Wayne: This I feel strongly about: there’s so much opportunity for us to reconnect on a very humane level and I’m often saddened we don’t do that as often as we could. There is nothing like human touch. Sometimes when we look at big problems like poverty, world hunger, peace in the world, we look at it as something somebody else has to do. But the reality is, being willing in every interaction every single day to just simply be nice to people. It’s not something we talk about in our fast-paced world, but I think it is often underappreciated.
Adam: What are your hobbies and how have they shaped you?
Wayne: My two main hobbies would be traveling with my family and playing soccer. Soccer has been important because it taught me about competition, sportsmanship and a little bit about being noble and honest and giving great effort.
Traveling with my family has been the best way for me to see the world and diversity of thought. Together we’ve visited between 25 and 30 countries. My kids are 14 and 12 and it has been incredible to see in them develop an openness and a willingness to accept people who are different from them and to engage them in the most humane manner.
Adam: What are key leadership challenges unique to leading an institution as historically significant as Howard?
Wayne: Howard is unique – it doesn’t just speak for the 10,000 students who are here or the 5,000 faculty and staff.
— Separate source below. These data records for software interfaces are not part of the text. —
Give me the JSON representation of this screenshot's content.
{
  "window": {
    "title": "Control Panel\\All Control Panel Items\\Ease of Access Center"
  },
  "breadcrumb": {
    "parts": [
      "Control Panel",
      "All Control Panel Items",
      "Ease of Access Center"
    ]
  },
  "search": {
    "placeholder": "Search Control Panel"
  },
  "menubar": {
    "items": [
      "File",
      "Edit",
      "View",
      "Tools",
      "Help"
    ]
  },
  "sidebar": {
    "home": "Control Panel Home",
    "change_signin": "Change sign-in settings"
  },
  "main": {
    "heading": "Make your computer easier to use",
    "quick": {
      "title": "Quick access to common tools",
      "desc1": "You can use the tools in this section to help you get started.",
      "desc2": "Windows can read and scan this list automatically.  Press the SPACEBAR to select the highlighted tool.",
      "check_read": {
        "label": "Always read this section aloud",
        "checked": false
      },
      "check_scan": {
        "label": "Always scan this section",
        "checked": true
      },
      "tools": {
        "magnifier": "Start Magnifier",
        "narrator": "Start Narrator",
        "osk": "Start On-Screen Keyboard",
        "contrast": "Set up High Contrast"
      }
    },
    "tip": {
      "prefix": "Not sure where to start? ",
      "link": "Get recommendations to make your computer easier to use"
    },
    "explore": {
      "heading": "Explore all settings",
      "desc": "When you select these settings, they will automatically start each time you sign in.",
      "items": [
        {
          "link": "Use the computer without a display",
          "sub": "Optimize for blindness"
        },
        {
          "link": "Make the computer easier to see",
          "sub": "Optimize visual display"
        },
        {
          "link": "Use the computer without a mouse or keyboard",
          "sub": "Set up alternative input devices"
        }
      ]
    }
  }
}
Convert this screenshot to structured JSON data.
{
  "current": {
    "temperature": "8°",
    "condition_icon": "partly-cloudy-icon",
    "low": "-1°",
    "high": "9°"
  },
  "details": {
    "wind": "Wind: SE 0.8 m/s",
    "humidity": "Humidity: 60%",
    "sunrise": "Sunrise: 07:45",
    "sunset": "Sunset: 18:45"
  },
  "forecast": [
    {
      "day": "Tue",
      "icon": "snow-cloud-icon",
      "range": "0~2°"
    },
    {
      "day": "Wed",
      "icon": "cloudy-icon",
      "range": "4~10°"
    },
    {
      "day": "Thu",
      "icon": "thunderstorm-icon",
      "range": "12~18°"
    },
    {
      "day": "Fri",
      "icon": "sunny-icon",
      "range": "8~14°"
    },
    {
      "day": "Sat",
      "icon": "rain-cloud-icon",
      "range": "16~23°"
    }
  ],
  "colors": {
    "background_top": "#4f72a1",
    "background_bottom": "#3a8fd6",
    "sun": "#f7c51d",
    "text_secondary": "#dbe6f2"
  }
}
Many times, people see Howard University as speaking for the African American body politic and that can sometimes be challenging. What I have come to appreciate is that there is no monolithic black body politic. We are a very diverse group of people representing very diverse backgrounds. As president, people want you to speak to all of those views and want your view to be that of the majority. What I have to do is to remove the barriers so that everyone can have a voice, everyone can do what they need to do and that is a unique challenge in being Howard University’s president that most other presidents may not have to worry about.
Adam: What has leading an HBCU taught you about leadership that would be applicable to leaders of all organizations?
Wayne: HBCUs in particular are under-resourced and underappreciated. We are responsible for some 20+ percent of all of the bachelor’s degrees awarded to African Americans, and closer to about 30 percent for all degrees in STEM, despite representing only 3 percent of all higher education institutions in this country. The fact that we punch well beyond our weight is something that can be applied to leadership elsewhere. We’re giving everyone an opportunity they might not have had and recognizing that even in a resource-strapped circumstance, if you are dedicated to a mission that’s true and attempts to serve the greater good, there is always going to be a way.